Chainalysis has published money laundering analyses in our annual Crypto Crime Reports for several years, dissecting the flow of funds from known illicit wallets during the placement stage, to conversion services which represent the layering stage of laundering. Known illicit wallets hold funds connected to confirmed crypto-native criminal activity like exchange heists, crypto scams, and darknet market proceeds. Conversion services swap cryptocurrencies for fiat, other types of crypto, or provide some other service. Examples of conversion services include centralized exchanges, DeFi services, gambling sites, mixers, and bridges. Because this activity occurs entirely on-chain, we refer to it as crypto-native money laundering. This type of money laundering can be traced and analyzed with a higher degree of accuracy and speed compared to traditional financial systems thanks to the inherent transparency of blockchain.

As shown below, since 2019, nearly $100 billion in funds have been sent from known illicit wallets to conversion services. The highest amount recorded was in 2022, with $30 billion identified, largely attributable to transactions involving sanctioned services such as the Russian exchange Garantex.

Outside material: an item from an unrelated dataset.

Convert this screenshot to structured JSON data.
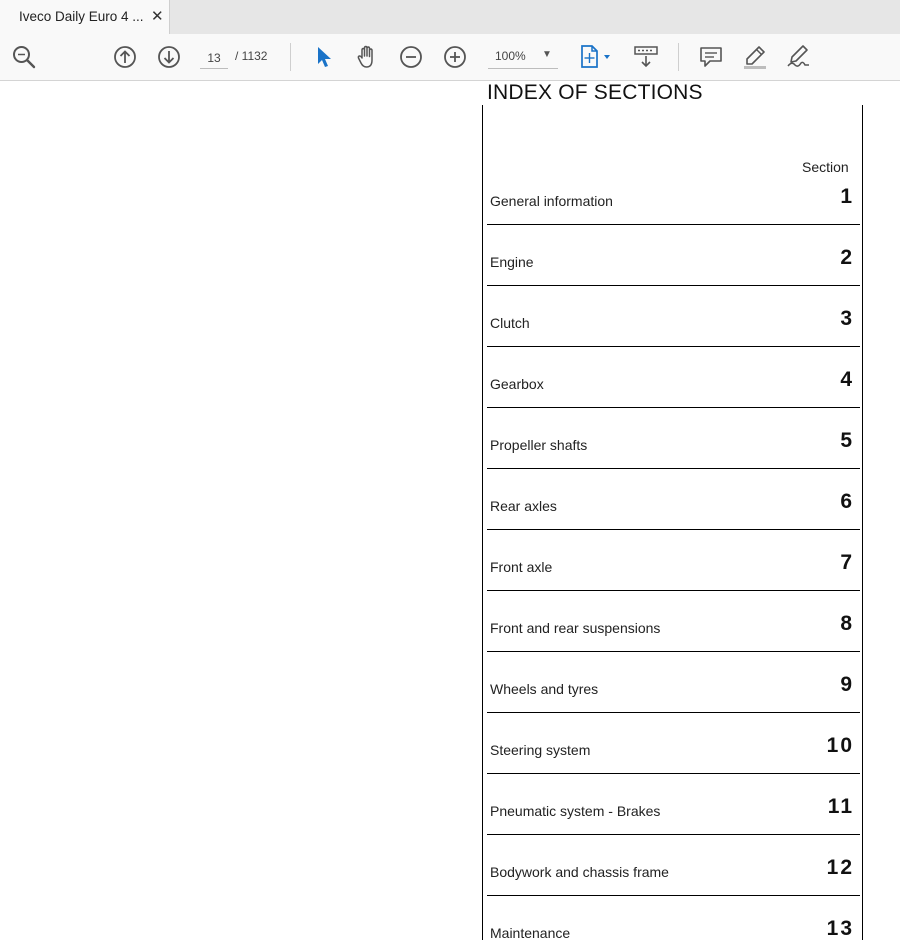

These amounts represent the dollar value of the assets at the time they leave wallets associated with illicit actors. These estimates only include the totals moved from illicit sources to crypto services, and do not include the value sent and received among intermediaries – a process described below – which can include tens or hundreds of individual transactions. This estimate also does not include transactions where cryptocurrency is used to launder funds, but the source of the illicit activity is unidentified or off-chain. For example, consider a drug cartel selling narcotics and paying a distributor using cryptocurrency. If this transaction flows directly between two known exchanges, it would be indistinguishable on-chain from legitimate service-to-service transfers without specific lead information. However, investigators can still follow these funds using a combination of off-chain intelligence and on-chain analysis, and compliance teams can flag unusual transactions outside of their customers’ business profiles.

In this report, we aim to broaden our analysis of money laundering to encompass not only crypto-native money laundering, but also suspicious transaction patterns that may indicate money laundering activities tied to off-chain crime that would require deeper investigation to confirm.

This material is not intended to provide legal, tax, financial, investment, regulatory or other professional advice, nor is it to be relied upon as a professional opinion. Recipients should consult their own advisors before making these types of decisions. Chainalysis does not guarantee or warrant the accuracy, completeness, timeliness, suitability or validity of the information herein, and assumes no obligation to update any forward-looking statements to reflect any circumstances that may arise after the date such statements are made. Chainalysis has no responsibility or liability for any decision made or any other acts or omissions in connection with Recipient’s use of this material.